I work a lot with charities producing campaigning videos, filming publicity stunts and training people to make short videos. I also watch a lot of videos made by NGOs, charities and others and see the same mistakes repeated again and again. This list is a few quick tips that will improve the quality of your videos without much effort.
- Background noise – computers, air conditioners, phones, doors etc
- Busy backgrounds – people wandering around, milling about, having conversations. Backgrounds should never hold or take your attention.
- Boring backgrounds – no one wants to look at a plain white wall. Step 2-3 feet away from your background and if you are interviewing stand at an angle. Also be careful of windows as the light is a different colour so can mess up the white balance.
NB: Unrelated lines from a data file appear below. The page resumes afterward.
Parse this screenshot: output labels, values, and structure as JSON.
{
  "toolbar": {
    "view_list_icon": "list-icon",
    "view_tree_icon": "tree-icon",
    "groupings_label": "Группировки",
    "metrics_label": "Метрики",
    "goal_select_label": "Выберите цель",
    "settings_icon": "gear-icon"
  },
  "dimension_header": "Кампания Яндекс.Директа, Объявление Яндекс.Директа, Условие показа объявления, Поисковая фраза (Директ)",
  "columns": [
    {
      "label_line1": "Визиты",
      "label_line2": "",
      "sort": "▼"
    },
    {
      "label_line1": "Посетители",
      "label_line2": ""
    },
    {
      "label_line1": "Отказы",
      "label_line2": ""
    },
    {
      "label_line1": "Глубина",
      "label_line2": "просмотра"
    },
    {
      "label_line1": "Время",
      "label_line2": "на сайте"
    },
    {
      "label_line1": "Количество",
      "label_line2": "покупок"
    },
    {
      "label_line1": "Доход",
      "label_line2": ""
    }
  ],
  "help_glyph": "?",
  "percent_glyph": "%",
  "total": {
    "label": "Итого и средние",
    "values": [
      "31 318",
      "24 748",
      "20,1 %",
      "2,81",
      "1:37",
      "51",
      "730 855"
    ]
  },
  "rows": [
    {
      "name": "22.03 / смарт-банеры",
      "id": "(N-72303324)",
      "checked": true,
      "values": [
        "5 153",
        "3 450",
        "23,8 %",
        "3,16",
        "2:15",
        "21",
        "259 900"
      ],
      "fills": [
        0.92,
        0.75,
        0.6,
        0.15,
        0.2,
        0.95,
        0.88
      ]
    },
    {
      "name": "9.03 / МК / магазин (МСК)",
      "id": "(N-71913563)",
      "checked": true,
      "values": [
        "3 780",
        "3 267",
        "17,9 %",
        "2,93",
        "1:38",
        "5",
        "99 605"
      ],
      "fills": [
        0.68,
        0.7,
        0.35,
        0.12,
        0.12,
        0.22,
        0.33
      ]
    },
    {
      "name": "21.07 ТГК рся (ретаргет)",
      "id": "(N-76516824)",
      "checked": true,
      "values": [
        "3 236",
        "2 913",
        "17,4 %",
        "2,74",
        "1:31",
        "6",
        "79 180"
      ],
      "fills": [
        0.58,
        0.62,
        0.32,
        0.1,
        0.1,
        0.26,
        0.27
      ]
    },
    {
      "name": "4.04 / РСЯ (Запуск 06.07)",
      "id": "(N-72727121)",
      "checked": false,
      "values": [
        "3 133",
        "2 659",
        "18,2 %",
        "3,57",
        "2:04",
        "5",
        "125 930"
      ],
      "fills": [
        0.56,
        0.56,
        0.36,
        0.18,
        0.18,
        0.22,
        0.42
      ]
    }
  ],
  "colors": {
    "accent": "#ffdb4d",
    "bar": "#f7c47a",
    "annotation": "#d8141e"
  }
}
- Lighting. If it is too dark, find somewhere else and remember to white balance.
- Interviewees should look at the interviewer, not into the camera. Only look directly into the camera if you are addressing the person watching, like a presenter.
- Film b-roll. Extra footage that you can use to set the scene, hide edit points and illustrate comments made in interviews.
- Ask people to say their name and caption on camera. You don’t have to use this in the edit but it saves fumbling around for a pen.
- Prepare your questions beforehand but be prepared to respond with followup questions specific to that person.
- Long corridors made from painted brick, stairwells and large halls echo. Find somewhere else.
- If at all possible use an off-camera mic.
- And, because this top 10 list goes to 11, don’t film too much. Prepare a list beforehand and stick to it as much as possible. It can be tempting to film the whole of someone’s speech or talk so you don’t miss a good bit but logging and editing hours and hours of talks afterward is not fun and so probably won’t happen.
Nice meeting you in London. I took video of difficult return journey to Belfast: train/ferry/buses and the people I met.